All of the entries should be written out again exactly.

Top of EXCERPTED DATA

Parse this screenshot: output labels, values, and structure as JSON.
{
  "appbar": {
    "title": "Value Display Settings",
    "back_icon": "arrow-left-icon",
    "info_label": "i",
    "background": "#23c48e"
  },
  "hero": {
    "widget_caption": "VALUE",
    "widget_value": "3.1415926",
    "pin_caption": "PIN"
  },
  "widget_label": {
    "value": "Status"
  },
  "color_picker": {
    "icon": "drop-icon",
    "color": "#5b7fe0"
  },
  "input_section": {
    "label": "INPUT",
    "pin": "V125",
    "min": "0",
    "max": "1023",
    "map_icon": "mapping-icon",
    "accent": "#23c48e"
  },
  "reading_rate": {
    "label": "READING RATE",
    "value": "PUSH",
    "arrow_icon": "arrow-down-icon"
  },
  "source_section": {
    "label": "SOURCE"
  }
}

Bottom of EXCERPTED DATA

ANSWER BOX =>
Parse this screenshot: output labels, values, and structure as JSON.
{
  "appbar": {
    "title": "Value Display Settings",
    "back_icon": "arrow-left-icon",
    "info_label": "i",
    "background": "#23c48e"
  },
  "hero": {
    "widget_caption": "VALUE",
    "widget_value": "3.1415926",
    "pin_caption": "PIN"
  },
  "widget_label": {
    "value": "Status"
  },
  "color_picker": {
    "icon": "drop-icon",
    "color": "#5b7fe0"
  },
  "input_section": {
    "label": "INPUT",
    "pin": "V125",
    "min": "0",
    "max": "1023",
    "map_icon": "mapping-icon",
    "accent": "#23c48e"
  },
  "reading_rate": {
    "label": "READING RATE",
    "value": "PUSH",
    "arrow_icon": "arrow-down-icon"
  },
  "source_section": {
    "label": "SOURCE"
  }
}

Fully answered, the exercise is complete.